Whether it be for relieving sinus issues, having a perfect night’s sleep, or simply the luxury factor, it seems more and more people are buying down pillows nowadays. However, do you know how to wash your down pillow properly?
Our in-depth article will provide a Step-by-Step analysis to ensure that you know how to properly wash and care for your down pillow.
How Often Should I Wash My Down Pillow?
It’s recommended that you wash your down pillows every 3-6 months. Why? You sleep on your pillow every night, and every night your pillow comes in contact with skin cells, dirt, dust, sweat, oil, saliva, etc. Ergo, in order to keep your down pillow as clean as possible, experts recommend you wash it every 3-6 months.
If your down feather pillow turns yellow, that could be another indicator that it needs a good wash. Sweat causes a pillow to turn yellow. Other reasons could include pregnancy, menopause, other medical issues, and drool, as well as oil naturally secreted by the scalp. Therefore, a down pillow with yellow stains, is a pillow that needs to be washed.
How Do I Wash My Down Pillow?
The first step is to take your pillow out of the pillowcase, if there is one. If there is a pillow protector, make sure to remove that as well. You can wash these separately. Keeping the pillow inside a pillow case or protector while washing will hinder the cleaning process.
It’s recommended that you use a side-loading washing machine, as a top-washer could damage the pillow. Make sure you wash two pillows at once, in order to maintain balance inside the washer. If you don’t own a side-loading washer, you can either visit a laundromat or place your pillows vertically to avoid damaging them.
Because down pillows are so bulky, it is recommended that you use liquid detergent instead of powder detergent. Tide Purclean has been my goto brand of bio-based laundry detergent since I can remember. It’s a “Plant-Based liquid detergent” that’s friendly to the environment and your wallet! You can find it here on Amazon.
It can be difficult to rinse out a pillow, so remember this simple rule: the less detergent you use, the less you will have to rinse your pillow out later.
There are advantages to using hot water, as this could kill any dust mites living in your pillow. However, hot water can also damage any feathers inside your pillow, so many pillow connoisseurs recommend using warm or cool water on a delicate cycle.
Once done washing your down pillow, consider an extra rinse and spin cycle to ensure any remaining soap residue is gone.
How Do I Dry My Down Pillow?
You’ll want to start by patting your down feather pillow with a towel to ensure that any water that may have been left is soaked up. Do not twist or wring out your pillows, as this can damage the soft down feathers.
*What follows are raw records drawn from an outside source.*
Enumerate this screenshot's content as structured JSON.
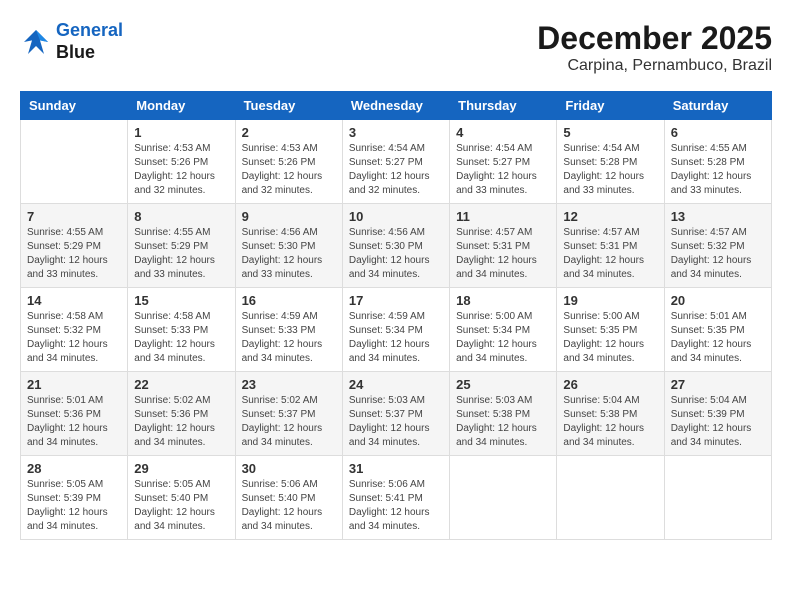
{
  "logo": {
    "line1": "General",
    "line2": "Blue"
  },
  "title": "December 2025",
  "subtitle": "Carpina, Pernambuco, Brazil",
  "days": [
    "Sunday",
    "Monday",
    "Tuesday",
    "Wednesday",
    "Thursday",
    "Friday",
    "Saturday"
  ],
  "weeks": [
    [
      {
        "num": "",
        "info": ""
      },
      {
        "num": "1",
        "info": "Sunrise: 4:53 AM\nSunset: 5:26 PM\nDaylight: 12 hours\nand 32 minutes."
      },
      {
        "num": "2",
        "info": "Sunrise: 4:53 AM\nSunset: 5:26 PM\nDaylight: 12 hours\nand 32 minutes."
      },
      {
        "num": "3",
        "info": "Sunrise: 4:54 AM\nSunset: 5:27 PM\nDaylight: 12 hours\nand 32 minutes."
      },
      {
        "num": "4",
        "info": "Sunrise: 4:54 AM\nSunset: 5:27 PM\nDaylight: 12 hours\nand 33 minutes."
      },
      {
        "num": "5",
        "info": "Sunrise: 4:54 AM\nSunset: 5:28 PM\nDaylight: 12 hours\nand 33 minutes."
      },
      {
        "num": "6",
        "info": "Sunrise: 4:55 AM\nSunset: 5:28 PM\nDaylight: 12 hours\nand 33 minutes."
      }
    ],
    [
      {
        "num": "7",
        "info": "Sunrise: 4:55 AM\nSunset: 5:29 PM\nDaylight: 12 hours\nand 33 minutes."
      },
      {
        "num": "8",
        "info": "Sunrise: 4:55 AM\nSunset: 5:29 PM\nDaylight: 12 hours\nand 33 minutes."
      },
      {
        "num": "9",
        "info": "Sunrise: 4:56 AM\nSunset: 5:30 PM\nDaylight: 12 hours\nand 33 minutes."
      },
      {
        "num": "10",
        "info": "Sunrise: 4:56 AM\nSunset: 5:30 PM\nDaylight: 12 hours\nand 34 minutes."
      },
      {
        "num": "11",
        "info": "Sunrise: 4:57 AM\nSunset: 5:31 PM\nDaylight: 12 hours\nand 34 minutes."
      },
      {
        "num": "12",
        "info": "Sunrise: 4:57 AM\nSunset: 5:31 PM\nDaylight: 12 hours\nand 34 minutes."
      },
      {
        "num": "13",
        "info": "Sunrise: 4:57 AM\nSunset: 5:32 PM\nDaylight: 12 hours\nand 34 minutes."
      }
    ],
    [
      {
        "num": "14",
        "info": "Sunrise: 4:58 AM\nSunset: 5:32 PM\nDaylight: 12 hours\nand 34 minutes."
      },
      {
        "num": "15",
        "info": "Sunrise: 4:58 AM\nSunset: 5:33 PM\nDaylight: 12 hours\nand 34 minutes."
      },
      {
        "num": "16",
        "info": "Sunrise: 4:59 AM\nSunset: 5:33 PM\nDaylight: 12 hours\nand 34 minutes."
      },
      {
        "num": "17",
        "info": "Sunrise: 4:59 AM\nSunset: 5:34 PM\nDaylight: 12 hours\nand 34 minutes."
      },
      {
        "num": "18",
        "info": "Sunrise: 5:00 AM\nSunset: 5:34 PM\nDaylight: 12 hours\nand 34 minutes."
      },
      {
        "num": "19",
        "info": "Sunrise: 5:00 AM\nSunset: 5:35 PM\nDaylight: 12 hours\nand 34 minutes."
      },
      {
        "num": "20",
        "info": "Sunrise: 5:01 AM\nSunset: 5:35 PM\nDaylight: 12 hours\nand 34 minutes."
      }
    ],
    [
      {
        "num": "21",
        "info": "Sunrise: 5:01 AM\nSunset: 5:36 PM\nDaylight: 12 hours\nand 34 minutes."
      },
      {
        "num": "22",
        "info": "Sunrise: 5:02 AM\nSunset: 5:36 PM\nDaylight: 12 hours\nand 34 minutes."
      },
      {
        "num": "23",
        "info": "Sunrise: 5:02 AM\nSunset: 5:37 PM\nDaylight: 12 hours\nand 34 minutes."
      },
      {
        "num": "24",
        "info": "Sunrise: 5:03 AM\nSunset: 5:37 PM\nDaylight: 12 hours\nand 34 minutes."
      },
      {
        "num": "25",
        "info": "Sunrise: 5:03 AM\nSunset: 5:38 PM\nDaylight: 12 hours\nand 34 minutes."
      },
      {
        "num": "26",
        "info": "Sunrise: 5:04 AM\nSunset: 5:38 PM\nDaylight: 12 hours\nand 34 minutes."
      },
      {
        "num": "27",
        "info": "Sunrise: 5:04 AM\nSunset: 5:39 PM\nDaylight: 12 hours\nand 34 minutes."
      }
    ],
    [
      {
        "num": "28",
        "info": "Sunrise: 5:05 AM\nSunset: 5:39 PM\nDaylight: 12 hours\nand 34 minutes."
      },
      {
        "num": "29",
        "info": "Sunrise: 5:05 AM\nSunset: 5:40 PM\nDaylight: 12 hours\nand 34 minutes."
      },
      {
        "num": "30",
        "info": "Sunrise: 5:06 AM\nSunset: 5:40 PM\nDaylight: 12 hours\nand 34 minutes."
      },
      {
        "num": "31",
        "info": "Sunrise: 5:06 AM\nSunset: 5:41 PM\nDaylight: 12 hours\nand 34 minutes."
      },
      {
        "num": "",
        "info": ""
      },
      {
        "num": "",
        "info": ""
      },
      {
        "num": "",
        "info": ""
      }
    ]
  ]
}
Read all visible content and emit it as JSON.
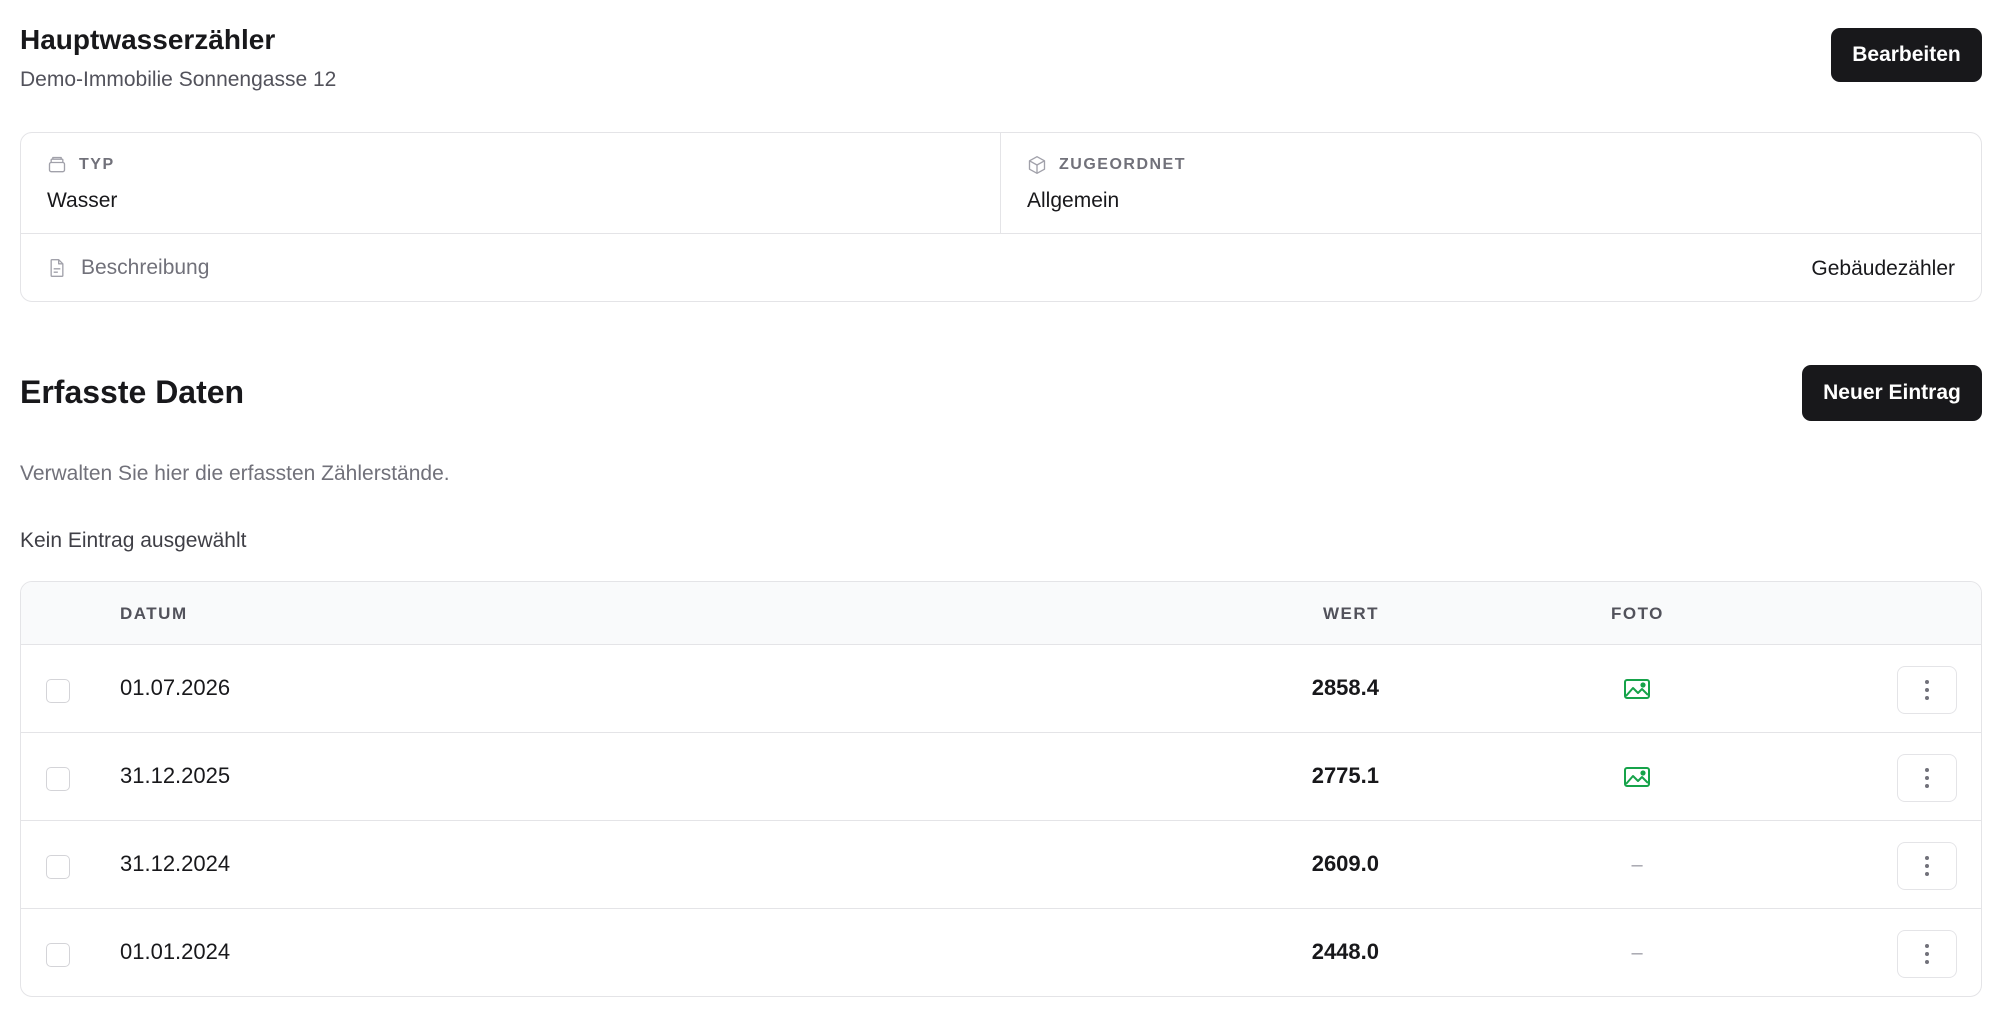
{
  "header": {
    "title": "Hauptwasserzähler",
    "subtitle": "Demo-Immobilie Sonnengasse 12",
    "edit_label": "Bearbeiten"
  },
  "info": {
    "type_label": "TYP",
    "type_value": "Wasser",
    "assigned_label": "ZUGEORDNET",
    "assigned_value": "Allgemein",
    "description_label": "Beschreibung",
    "description_value": "Gebäudezähler"
  },
  "section": {
    "title": "Erfasste Daten",
    "new_label": "Neuer Eintrag",
    "description": "Verwalten Sie hier die erfassten Zählerstände.",
    "selection_info": "Kein Eintrag ausgewählt"
  },
  "table": {
    "columns": {
      "date": "DATUM",
      "value": "WERT",
      "photo": "FOTO"
    },
    "rows": [
      {
        "date": "01.07.2026",
        "value": "2858.4",
        "photo": true,
        "photo_icon": "image-icon"
      },
      {
        "date": "31.12.2025",
        "value": "2775.1",
        "photo": true,
        "photo_icon": "image-icon"
      },
      {
        "date": "31.12.2024",
        "value": "2609.0",
        "photo": false,
        "photo_placeholder": "–"
      },
      {
        "date": "01.01.2024",
        "value": "2448.0",
        "photo": false,
        "photo_placeholder": "–"
      }
    ]
  },
  "colors": {
    "primary_button": "#18181b",
    "photo_icon": "#16a34a",
    "border": "#e4e4e7",
    "muted_text": "#71717a"
  }
}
After you’ve toweled-dried your down pillows, put them in the drying machine. While a No-Heat or Air-Only Cycle will be more time consuming than a low-heat dry, it could cause damage to the pillow.
Be sure to fluff your down pillow after each cycle by taking it out of the dryer and beating it to break up any clumps that may have gathered in the pillow. To keep your pillow fluffy, you can throw in some dryer balls into the dryer. If you do not have dryer balls, a tennis ball in a sock or pillowcase will do the trick.
Once the pillow is dry, hold the pillow by two corners and shake to fluff. Do this to the other side as well, and be sure to cover your freshly-washed down pillow with a clean pillowcase.
How To Get Rid of Stains/Odors from a Down Pillow?
If you’re facing a tough stain or strong odor, you’ll need to take a few extra steps to clean your down pillow.
Start by combining one cup of hydrogen peroxide and a half of a cup of white vinegar to whiten yellowed pillows. Put this mixture into your washing machine while set to a soak cycle, and add detergent after the cycle is over.
A quarter cup to a half cup of baking soda added to detergent will get rid of any strange odors, and a cup of white vinegar will get rid of mold and mildew. You can also leave your pillow out in the sun for a few hours to kill any odor-causing bacteria, leaving your pillow smelling fresher.
To conclude, washing a down pillow takes a bit of extra work, it can be a rewarding experience that doesn’t need to be overcomplicated. With proper care, your down pillow will stay clean and provide you with many years of clean and comfortable nights of sleep.